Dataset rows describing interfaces
○ ○ ○ ○ ○ ○ ○

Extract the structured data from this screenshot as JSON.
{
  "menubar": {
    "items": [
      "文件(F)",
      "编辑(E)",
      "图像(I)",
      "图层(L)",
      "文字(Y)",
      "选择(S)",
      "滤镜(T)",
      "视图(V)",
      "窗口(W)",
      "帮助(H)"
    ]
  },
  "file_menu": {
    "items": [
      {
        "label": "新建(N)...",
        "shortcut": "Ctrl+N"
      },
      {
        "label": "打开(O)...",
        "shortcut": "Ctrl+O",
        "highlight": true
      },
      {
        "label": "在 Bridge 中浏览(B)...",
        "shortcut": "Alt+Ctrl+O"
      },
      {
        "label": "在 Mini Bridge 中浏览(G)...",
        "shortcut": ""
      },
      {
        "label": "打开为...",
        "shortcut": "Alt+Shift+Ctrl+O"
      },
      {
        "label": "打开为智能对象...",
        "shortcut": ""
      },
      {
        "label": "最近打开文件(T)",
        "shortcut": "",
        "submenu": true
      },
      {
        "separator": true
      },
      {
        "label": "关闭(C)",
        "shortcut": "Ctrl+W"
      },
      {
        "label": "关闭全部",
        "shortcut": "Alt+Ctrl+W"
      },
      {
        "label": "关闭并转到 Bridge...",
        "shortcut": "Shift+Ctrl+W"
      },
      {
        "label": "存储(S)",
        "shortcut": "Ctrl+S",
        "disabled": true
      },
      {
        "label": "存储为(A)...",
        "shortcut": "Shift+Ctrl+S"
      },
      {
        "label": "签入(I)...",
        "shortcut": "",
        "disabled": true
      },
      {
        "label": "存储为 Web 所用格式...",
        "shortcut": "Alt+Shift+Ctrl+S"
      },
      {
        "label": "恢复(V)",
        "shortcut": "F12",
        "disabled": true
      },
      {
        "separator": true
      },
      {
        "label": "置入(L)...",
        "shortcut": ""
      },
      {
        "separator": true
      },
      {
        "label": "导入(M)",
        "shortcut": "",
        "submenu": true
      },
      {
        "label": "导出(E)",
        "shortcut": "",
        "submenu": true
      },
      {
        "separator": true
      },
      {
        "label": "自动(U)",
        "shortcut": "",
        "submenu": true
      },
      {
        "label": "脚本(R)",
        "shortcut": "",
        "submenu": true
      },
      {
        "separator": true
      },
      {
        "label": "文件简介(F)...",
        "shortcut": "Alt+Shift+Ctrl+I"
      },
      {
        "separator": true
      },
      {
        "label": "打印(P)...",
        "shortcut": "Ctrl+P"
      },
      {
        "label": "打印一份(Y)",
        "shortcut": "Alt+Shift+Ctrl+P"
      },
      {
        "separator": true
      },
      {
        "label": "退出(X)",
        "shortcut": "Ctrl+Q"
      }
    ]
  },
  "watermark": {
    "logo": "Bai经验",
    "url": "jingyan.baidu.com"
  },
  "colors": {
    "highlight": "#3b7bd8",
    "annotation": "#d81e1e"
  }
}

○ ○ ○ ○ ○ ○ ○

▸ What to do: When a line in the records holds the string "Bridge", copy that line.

▸ Response for this exercise:
        "label": "在 Bridge 中浏览(B)...",
        "label": "在 Mini Bridge 中浏览(G)...",
        "label": "关闭并转到 Bridge...",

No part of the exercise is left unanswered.